Liverpool FC Hillsborough Memorial, LFC,Liverpool Football Club, Anfield, Premier League, Merseyside,North West England, UK, L4 2UZ
Contributor:Tony Smith / Alamy Stock Photo
File size:45.8 MB (2.9 MB Compressed download)
Releases:Model - no | Property - noDo I need a release?
Dimensions:4392 x 3648 px | 37.2 x 30.9 cm | 14.6 x 12.2 inches | 300dpi
Date taken:15 August 2020
Location:Liverpool Football Club Anfield Road Liverpool, Merseyside,North West England,UK, L4 0TH

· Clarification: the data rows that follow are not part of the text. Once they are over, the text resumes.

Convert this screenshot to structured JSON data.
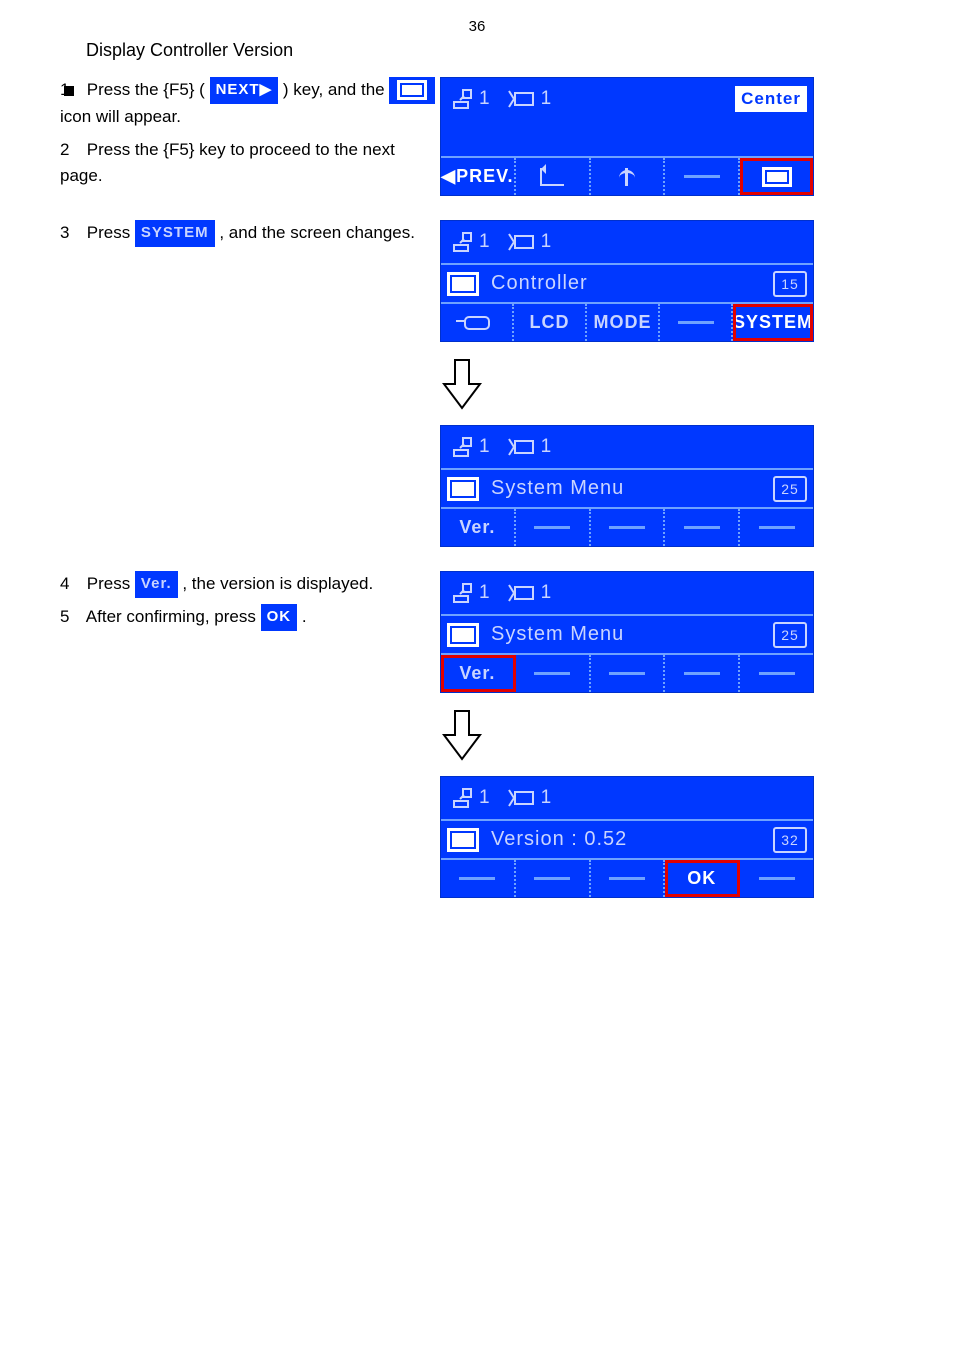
{
  "page_number": "36",
  "section_title": "Display Controller Version",
  "steps": [
    {
      "number": "1",
      "parts": [
        {
          "t": "Press the {F5} ("
        },
        {
          "chip": "NEXT▶"
        },
        {
          "t": ") key, and the "
        },
        {
          "chip_icon": "monitor"
        },
        {
          "t": " icon will appear."
        }
      ]
    },
    {
      "number": "2",
      "parts": [
        {
          "t": "Press the {F5} key to proceed to the next page."
        }
      ]
    },
    {
      "number": "3",
      "parts": [
        {
          "t": "Press "
        },
        {
          "chip_light": "SYSTEM"
        },
        {
          "t": ", and the screen changes."
        }
      ]
    },
    {
      "number": "4",
      "parts": [
        {
          "t": "Press "
        },
        {
          "chip_light": "Ver."
        },
        {
          "t": ", the version is displayed."
        }
      ]
    },
    {
      "number": "5",
      "parts": [
        {
          "t": "After confirming, press "
        },
        {
          "chip": "OK"
        },
        {
          "t": "."
        }
      ]
    }
  ],
  "labels": {
    "center": "Center",
    "prev": "◀PREV.",
    "system": "SYSTEM",
    "controller": "Controller",
    "lcd": "LCD",
    "mode": "MODE",
    "system_menu": "System Menu",
    "ver": "Ver.",
    "version_val": "Version : 0.52",
    "ok": "OK",
    "code15": "15",
    "code25": "25",
    "code32": "32",
    "status_a": "1",
    "status_b": "1"
  }
}
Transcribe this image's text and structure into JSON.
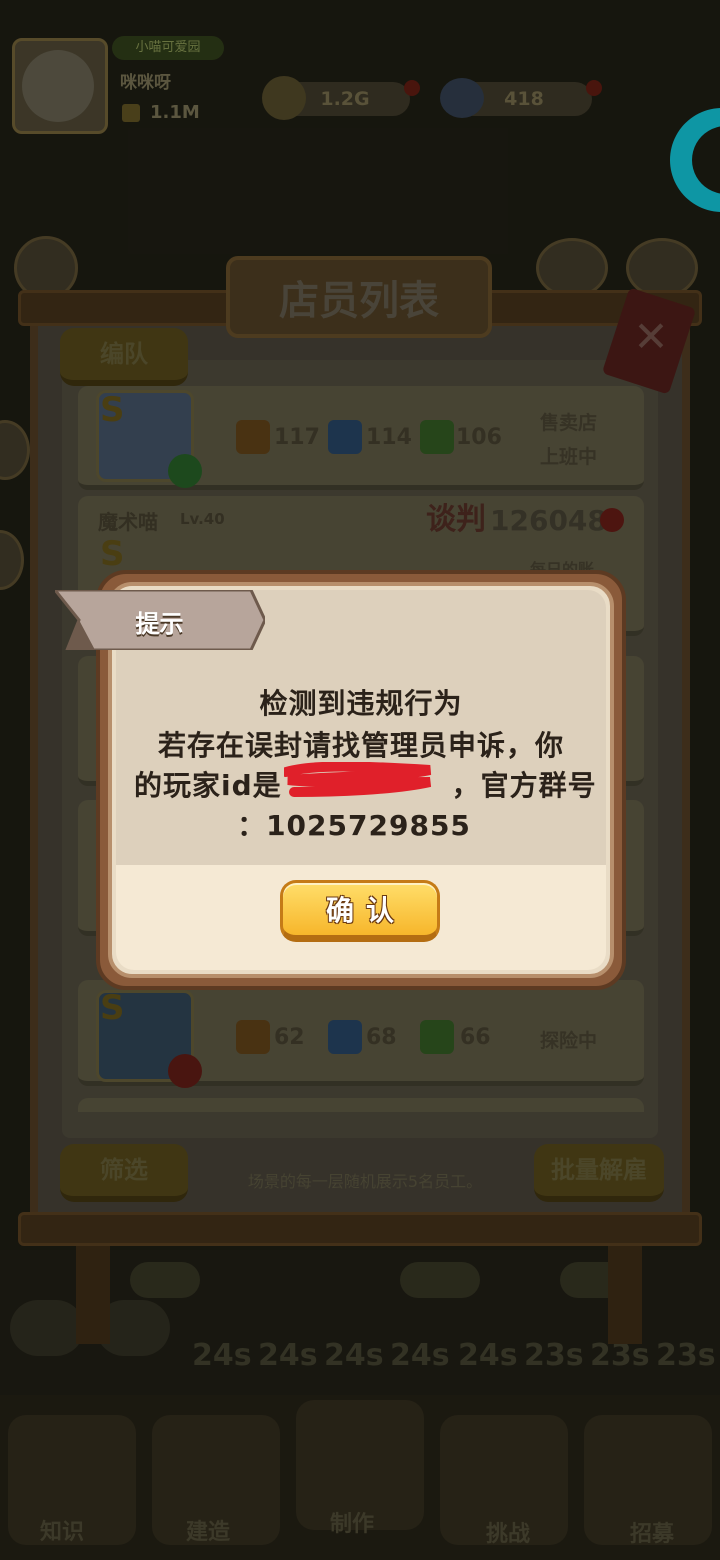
{
  "header": {
    "shop_tag": "小喵可爱园",
    "player_name": "咪咪呀",
    "trophy_value": "1.1M",
    "coins": "1.2G",
    "gems": "418"
  },
  "panel": {
    "title": "店员列表",
    "team_button": "编队",
    "filter_button": "筛选",
    "bulk_fire_button": "批量解雇",
    "tagline": "场景的每一层随机展示5名员工。",
    "close_icon": "close-x-icon"
  },
  "cards": [
    {
      "stats": [
        "117",
        "114",
        "106"
      ],
      "status": [
        "售卖店",
        "上班中"
      ],
      "mood": "happy"
    },
    {
      "name": "魔术喵",
      "level": "Lv.40",
      "talk": "谈判",
      "bargain": "126048",
      "status": [
        "每日的账"
      ]
    },
    {
      "stats": [
        "62",
        "68",
        "66"
      ],
      "status": [
        "探险中"
      ],
      "mood": "angry"
    }
  ],
  "timers": [
    "24s",
    "24s",
    "24s",
    "24s",
    "24s",
    "23s",
    "23s",
    "23s"
  ],
  "nav": [
    "知识",
    "建造",
    "制作",
    "挑战",
    "招募"
  ],
  "dialog": {
    "badge": "提示",
    "line1": "检测到违规行为",
    "line2": "若存在误封请找管理员申诉，你",
    "line3_prefix": "的玩家id是",
    "line3_suffix": "，官方群号",
    "line4": "：1025729855",
    "confirm": "确认"
  },
  "colors": {
    "confirm_fill": "#f7b62b",
    "redaction": "#e0202a",
    "accent_cyan": "#12b7c8"
  }
}
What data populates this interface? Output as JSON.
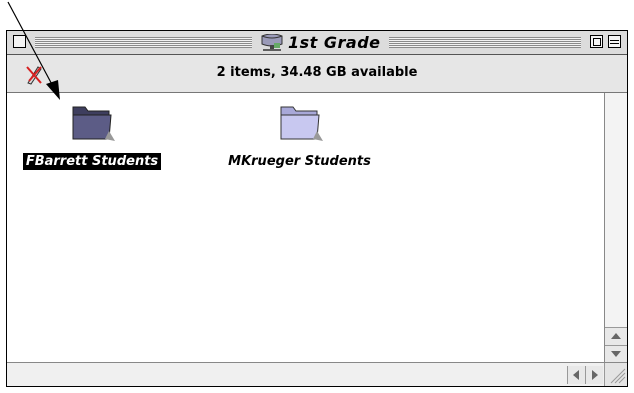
{
  "window": {
    "title": "1st Grade",
    "title_icon": "server-volume-icon",
    "info_text": "2 items, 34.48 GB available"
  },
  "items": [
    {
      "label": "FBarrett Students",
      "icon": "folder-icon",
      "selected": true
    },
    {
      "label": "MKrueger Students",
      "icon": "folder-icon",
      "selected": false
    }
  ],
  "colors": {
    "folder_selected": "#5c5c86",
    "folder_normal": "#c8c8f0",
    "selection_bg": "#000000"
  }
}
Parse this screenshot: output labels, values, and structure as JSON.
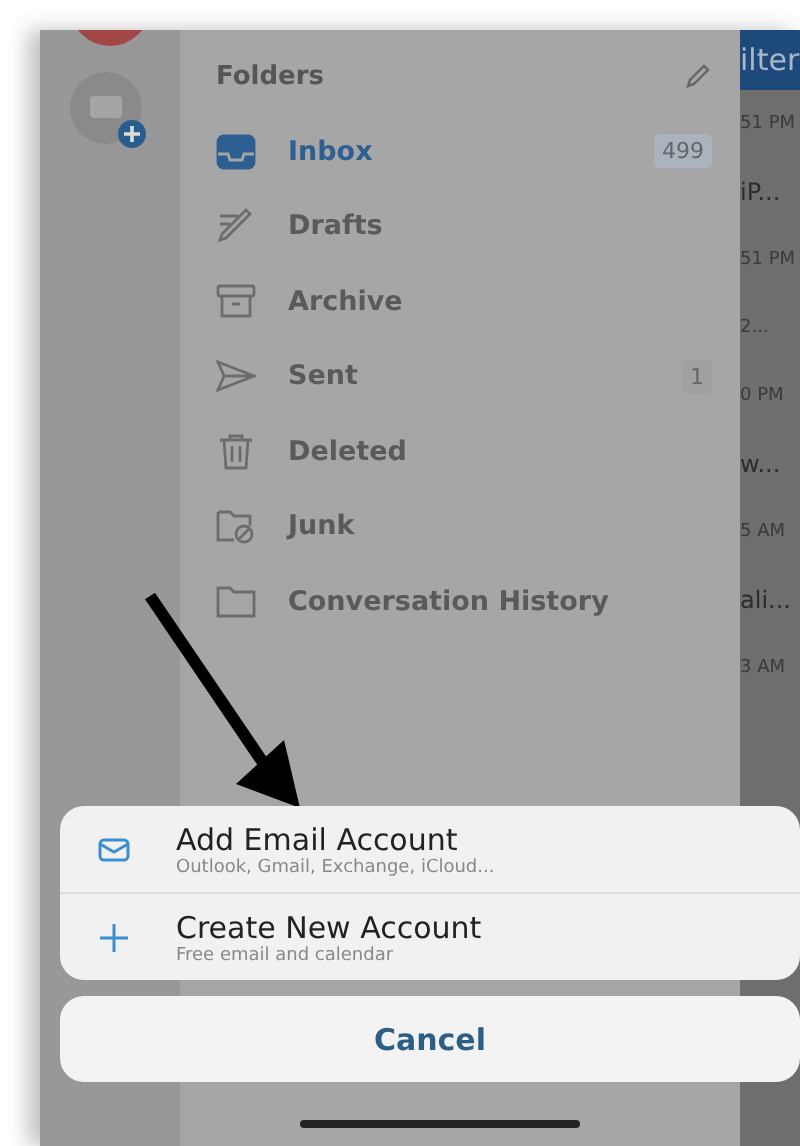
{
  "folders": {
    "title": "Folders",
    "items": [
      {
        "label": "Inbox",
        "kind": "inbox",
        "selected": true,
        "count": "499"
      },
      {
        "label": "Drafts",
        "kind": "drafts",
        "selected": false
      },
      {
        "label": "Archive",
        "kind": "archive",
        "selected": false
      },
      {
        "label": "Sent",
        "kind": "sent",
        "selected": false,
        "count": "1"
      },
      {
        "label": "Deleted",
        "kind": "deleted",
        "selected": false
      },
      {
        "label": "Junk",
        "kind": "junk",
        "selected": false
      },
      {
        "label": "Conversation History",
        "kind": "folder",
        "selected": false
      }
    ]
  },
  "message_list": {
    "header": "ilter",
    "fragments": [
      "51 PM",
      "iP...",
      "51 PM",
      "2...",
      "0 PM",
      "w...",
      "5 AM",
      "ali...",
      "3 AM"
    ]
  },
  "action_sheet": {
    "options": [
      {
        "kind": "mail",
        "title": "Add Email Account",
        "subtitle": "Outlook, Gmail, Exchange, iCloud..."
      },
      {
        "kind": "plus",
        "title": "Create New Account",
        "subtitle": "Free email and calendar"
      }
    ],
    "cancel": "Cancel"
  }
}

The Hillsborough disaster was a fatal human crush during a football match at Hillsborough Stadium in Sheffield, South Yorkshire, England, on 15 April 1989. It occurred during an FA Cup semi-final between Liverpool and Nottingham Forest in the two standing-only central pens in the Leppings Lane stand allocated to Liverpool supporters. Shortly before kick-off, in an attempt to ease overcrowding outside the entrance turnstiles, the police match commander David Duckenfield ordered exit gate C opened, leading to an influx of even more supporters to the pens. This led to a crowding in the pens and the crush. With 96 fatalities and 766 injuries, it remains as of 2020 the worst disaster in British sporting history. Ninety-four people died on the day; another person died in hospital days later and the final victim, who had been put into a persistent vegetative state by the crush and had never regained consciousness, died in 1993. The match was abandoned but was restaged at Old Trafford in Manchester on 7 May 1989 with Liverpool winning and going on to win the FA Cup. In the following days and weeks police fed the press false stories suggesting that hooliganism and drunkenness by Liverpool supporters had caused the disaster. Blaming of Liverpool fans persisted even after the Taylor Report of 1990, which found that the main cause was a failure of control by South Yorkshire Police (SYP).[3Following the Taylor Report, the Director of Public Prosecutions (DPP) ruled there was no evidence to justify prosecution of any individuals or institutions. The disaster also led to a number of safety improvements in the largest English football grounds, notably the elimination of fenced standing terraces in favour of all-seater stadiums in the top two tiers of English football